NASA in high gear for Mars rover launch
The US space agency is poised to launch the most powerful and advanced robotic rover ever built to explore Mars and hunt for signs that life may once have existed on the red planet.
The Mars Science Laboratory, a six-wheeled vehicle powered by nuclear fuel, is scheduled to begin its journey at 10:02 am (1502 GMT) on Saturday from Cape Canaveral Air Force Station in Florida atop an Atlas V rocket.
“This is a Mars scientist’s dream machine,” Ashwin Vasavada, MSL deputy project scientist at NASA’s Jet Propulsion Laboratory, told reporters.
“This is the most capable scientific explorer we have ever sent out… We are super excited.”
At a price of $2.5 billion, the rover, also known as Curiosity, aims to provide scientists with detailed information about the rocks on the surface of Mars, and clues about whether life ever existed on Earth’s nearest neighbor.
To do that, the SUV-sized rover is equipped with a robotic arm, a drill, a set of 10 science instruments including two color video cameras, a laser beam for zapping interesting rocks and a tool kit for analyzing their contents.
If all goes as planned and Curiosity lands intact in about nine months, on August 5, 2012, the rover will be able to report back to scientists on what it finds without ever bringing the rock samples back to Earth.
NASA’s exploration of Mars began with the 1976 landing of the Viking spacecraft and has continued with, most recently, the twin rovers known as Spirit and Opportunity that began tooling around on the Martian surface in 2004. Spirit finally died last year, but Opportunity is still working.
NASA sees Curiosity as the midway point in a long journey of Mars discovery that may lead to a human mission there, or to one of its two moons, in the 2030s.

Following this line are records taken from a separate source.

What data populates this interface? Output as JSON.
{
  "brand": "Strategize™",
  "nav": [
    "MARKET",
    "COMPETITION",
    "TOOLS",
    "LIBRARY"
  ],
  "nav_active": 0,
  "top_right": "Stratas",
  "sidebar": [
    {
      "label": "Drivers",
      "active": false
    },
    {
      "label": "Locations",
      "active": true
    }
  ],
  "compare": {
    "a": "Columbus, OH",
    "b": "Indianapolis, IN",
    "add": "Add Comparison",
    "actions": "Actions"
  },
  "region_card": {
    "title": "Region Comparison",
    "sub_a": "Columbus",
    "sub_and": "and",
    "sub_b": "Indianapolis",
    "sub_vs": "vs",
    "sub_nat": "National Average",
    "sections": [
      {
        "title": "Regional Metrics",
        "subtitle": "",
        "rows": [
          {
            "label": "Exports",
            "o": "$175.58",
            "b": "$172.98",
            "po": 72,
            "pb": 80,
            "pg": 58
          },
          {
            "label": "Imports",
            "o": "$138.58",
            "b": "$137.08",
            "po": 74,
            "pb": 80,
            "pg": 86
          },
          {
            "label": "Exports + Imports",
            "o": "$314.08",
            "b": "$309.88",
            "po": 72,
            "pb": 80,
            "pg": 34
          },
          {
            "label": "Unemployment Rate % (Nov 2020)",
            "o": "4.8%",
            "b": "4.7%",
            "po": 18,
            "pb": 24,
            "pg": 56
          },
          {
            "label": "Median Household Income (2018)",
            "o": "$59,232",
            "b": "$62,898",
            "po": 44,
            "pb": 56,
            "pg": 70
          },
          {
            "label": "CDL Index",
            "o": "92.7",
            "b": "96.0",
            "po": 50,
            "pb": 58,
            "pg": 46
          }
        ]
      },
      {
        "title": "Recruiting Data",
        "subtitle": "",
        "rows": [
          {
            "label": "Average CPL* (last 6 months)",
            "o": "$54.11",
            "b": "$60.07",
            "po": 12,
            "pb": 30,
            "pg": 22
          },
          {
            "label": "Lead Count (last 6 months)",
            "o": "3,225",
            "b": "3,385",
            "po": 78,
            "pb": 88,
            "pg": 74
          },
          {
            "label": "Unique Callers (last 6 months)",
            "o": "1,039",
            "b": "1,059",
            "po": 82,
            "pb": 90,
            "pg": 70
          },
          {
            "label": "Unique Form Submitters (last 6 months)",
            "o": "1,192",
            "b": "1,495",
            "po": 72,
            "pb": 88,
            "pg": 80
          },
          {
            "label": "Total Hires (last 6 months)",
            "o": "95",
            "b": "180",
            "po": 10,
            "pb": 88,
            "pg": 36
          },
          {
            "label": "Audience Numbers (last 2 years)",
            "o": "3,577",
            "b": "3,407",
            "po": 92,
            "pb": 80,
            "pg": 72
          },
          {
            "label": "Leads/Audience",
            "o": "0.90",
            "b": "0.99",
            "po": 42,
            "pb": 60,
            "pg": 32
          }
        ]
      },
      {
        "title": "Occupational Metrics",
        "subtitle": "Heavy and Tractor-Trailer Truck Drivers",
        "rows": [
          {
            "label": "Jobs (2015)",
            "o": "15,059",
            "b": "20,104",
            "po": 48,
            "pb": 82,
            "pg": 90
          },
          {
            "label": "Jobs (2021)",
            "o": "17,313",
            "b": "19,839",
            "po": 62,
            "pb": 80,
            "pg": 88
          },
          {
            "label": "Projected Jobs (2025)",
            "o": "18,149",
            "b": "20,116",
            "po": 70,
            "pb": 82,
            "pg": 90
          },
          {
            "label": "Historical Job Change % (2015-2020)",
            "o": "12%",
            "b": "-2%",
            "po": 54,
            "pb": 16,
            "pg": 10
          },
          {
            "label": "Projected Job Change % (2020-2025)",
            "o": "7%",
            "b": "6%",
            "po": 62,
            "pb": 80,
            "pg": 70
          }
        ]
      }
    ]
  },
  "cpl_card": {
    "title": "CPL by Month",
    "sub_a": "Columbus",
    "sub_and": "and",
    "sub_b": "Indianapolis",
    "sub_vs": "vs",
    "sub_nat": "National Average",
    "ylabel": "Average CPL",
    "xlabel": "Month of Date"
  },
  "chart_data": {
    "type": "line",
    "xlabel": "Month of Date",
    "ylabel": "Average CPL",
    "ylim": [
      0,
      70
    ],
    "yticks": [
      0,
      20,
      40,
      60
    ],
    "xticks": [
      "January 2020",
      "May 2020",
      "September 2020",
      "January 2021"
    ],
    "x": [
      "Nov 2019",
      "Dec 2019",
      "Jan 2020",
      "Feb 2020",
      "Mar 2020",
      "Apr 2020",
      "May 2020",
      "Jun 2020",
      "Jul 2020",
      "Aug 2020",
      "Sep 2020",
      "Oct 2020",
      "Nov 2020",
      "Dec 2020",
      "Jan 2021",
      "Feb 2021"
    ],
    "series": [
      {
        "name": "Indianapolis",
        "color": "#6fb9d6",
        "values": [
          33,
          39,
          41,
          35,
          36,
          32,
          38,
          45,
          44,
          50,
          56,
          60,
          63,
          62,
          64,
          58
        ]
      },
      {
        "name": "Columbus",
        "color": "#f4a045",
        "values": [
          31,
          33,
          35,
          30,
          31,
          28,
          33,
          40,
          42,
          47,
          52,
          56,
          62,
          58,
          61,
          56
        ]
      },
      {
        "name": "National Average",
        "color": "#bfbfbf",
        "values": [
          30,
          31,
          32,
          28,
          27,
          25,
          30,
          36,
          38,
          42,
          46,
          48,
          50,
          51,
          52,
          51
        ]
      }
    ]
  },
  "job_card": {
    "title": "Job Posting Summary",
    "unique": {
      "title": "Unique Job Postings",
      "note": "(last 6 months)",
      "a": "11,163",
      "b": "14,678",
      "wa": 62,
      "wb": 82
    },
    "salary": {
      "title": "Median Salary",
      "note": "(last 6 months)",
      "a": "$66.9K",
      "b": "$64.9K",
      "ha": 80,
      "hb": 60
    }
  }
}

Any clues Curiosity can send back about the habitability of the fourth planet from the Sun, and about the radiation levels there will be important to NASA as it devises future exploration missions.
The landing spot for Curiosity, the Gale Crater near Mars’ equator, was chosen after lengthy study because it contains a three-mile high mountain and many layers of sediment that could reveal a lot about the planet’s wetter past.
“We are basically reading the history of Mars’ environmental evolution,” said John Grotzinger, project scientist for Mars Science Laboratory at the California Institute of Technology.
“We start at the bottom where the clays are, we go to the sulfates, and we come up and go to the top of the mound and get rocks we think were formed in largely non-water bearing environments representing the drier, more recent phase of Mars.”
The crater itself is at a low elevation so scientists believe that if water ever did pool on Mars, it likely found its way there and may have left behind traces of life.
Everywhere that water exists on Earth, so does some form of life. So scientists are hopeful that they may find more than just hints that life used to thrive there — perhaps even signs that microbial life still does.
“It is going to look for places that are habitable either in the past or potentially even in the future or currently,” said Mary Voytek, director, NASA Astrobiology Program.
First, the rover has to travel 354-million-mile (570-million-kilometer), arrive intact and survive an elaborate rocketed-powered sky crane landing.
The project is meant to last two Earth years, or one full Martian year, but NASA hopes that like some of its other rovers in the past, Curiosity will outlive its expected potential.
“Viking did the best it could, but it could only see a couple of samples. MSL is going to look at tons of samples,” said Pamela Conrad, deputy principal investigator of sample analysis at Mars.
Her experiment, a set of three spectrometers, is “designed to not only sniff the atmosphere and look for volatile species but to evolve gases from solid samples and then sniff those gases that come out,” she said.
“Mars very easily could have produced life. Mars could very easily have evolved the complex chemistry that is necessary to be a habitable environment. And that information is still on Mars.”